My final day at Cannes started in the Lions Innovation area. This area is dedicated more to tech and data. The atmosphere was markedly different than in the other areas of the Festival. More collaborative, people sharing ideas and business concepts. There was a real energy in the area.
The first talk I went to was from Audi CMO Luca de Meo. For me, who is a fan of data and how it can help unlock insights and great creative, I found his talk hugely interesting.
Luca spoke about electric cars and how the people who wanted it, couldn’t afford it and the people who could afford didn’t want it. Without the data to tell them this they could create and launch a product in the wrong way.
He spoke a lot about people as well. And the types of people he’s putting together to work on the brand. In his words, in the future creative people won’t just play with words. They’ll play with numbers.
Audi AG are currently building what they call a content factory. A place where they create, curate and distribute stories of innovation or experience around the Audi brand. If our purchase decisions are driven by emotion, then sharing the DNA of the Audi brand with people who have the same interest, is a really important objective.
Finally, and in true Audi style they revealed their Mission to the Moon Project. Its their entry into the Google Lunar X Prize. Naturally it will have all wheel quattro technology.

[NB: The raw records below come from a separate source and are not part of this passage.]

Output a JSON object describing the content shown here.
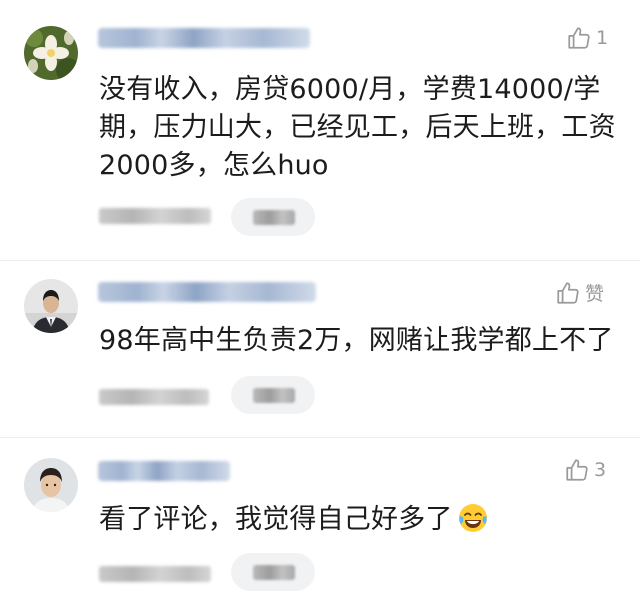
{
  "comments": [
    {
      "avatar": "flower-avatar",
      "like_label": "1",
      "text": "没有收入，房贷6000/月，学费14000/学期，压力山大，已经见工，后天上班，工资2000多，怎么huo"
    },
    {
      "avatar": "suit-man-avatar",
      "like_label": "赞",
      "text": "98年高中生负责2万，网赌让我学都上不了"
    },
    {
      "avatar": "young-man-avatar",
      "like_label": "3",
      "text": "看了评论，我觉得自己好多了",
      "emoji": "laughing-tears-emoji"
    }
  ],
  "icons": {
    "like": "thumbs-up-icon"
  },
  "colors": {
    "muted": "#9a9a9a",
    "pill": "#f1f2f4",
    "text": "#1c1c1c"
  }
}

Next up was a hugely entertaining talk by Jeff Goodby and Rich Silverstein of Goodby Silverstein & Partners. They are anarchic and hilarious individuals and it was amazing to see that their work for brands like Budweiser, Electric Arts & Sega were a direct representation of their personalities. One of the most engaging talks all week.

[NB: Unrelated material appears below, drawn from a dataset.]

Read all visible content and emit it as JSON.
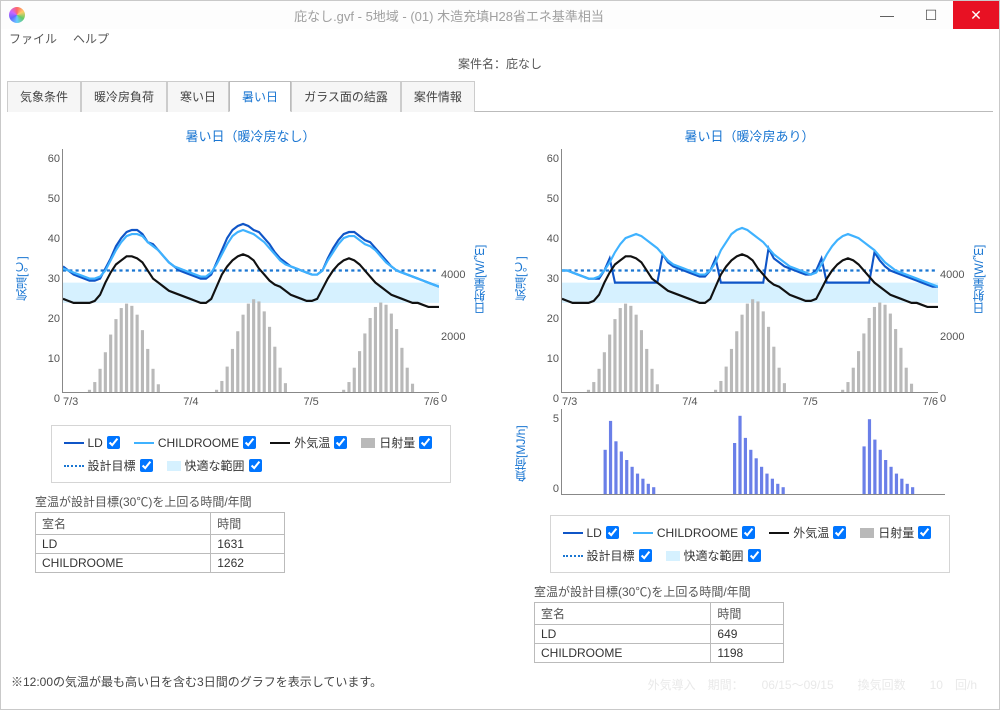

Next on the main stage was Maurice Levy of Publicis and David Guetta. Maurice talked a lot of endorsements and David spoke about co-branding. It struck me that on the surface they were talking about the same thing but in reality there is a huge difference. To me, in traditional endorsement there’s often very little passion for the actual product. Co-branding, in the words of David Guetta, was partnering with a brand that will help him do what he can’t do alone. In the case of his partnership with Mumm they made the music video and he helped them sell Champagne. So both brands won. In Atomic Sport we talk a lot about brand/athlete fit and this has crystallised to me that an Athlete merely holding the product to the camera is not good enough anymore. There has to be a shared purpose.
Finally Heineken took the stage. A really honest and open presentation. They spoke a lot about making mistakes and how they learn from them.
They have a ten step ladder to work out the power of their campaigns. They went into some detail on them but for me, Number Four stood out for me and that was ‘Cliche’. Cliche to Heineken isn’t being corny, it’s conforming to the norms of the category. What they were fighting against was being generic and forgettable.
What was powerful about this talk is that it is very clear that they do believe in setting a creative framework for everything they do. This is smart because it sets the ground rules to do challenging work from their partners. They completely believe in the power of creativity and innovation.
A great talk and then they bought everyone in the audience a beer. No better to win hearts and minds!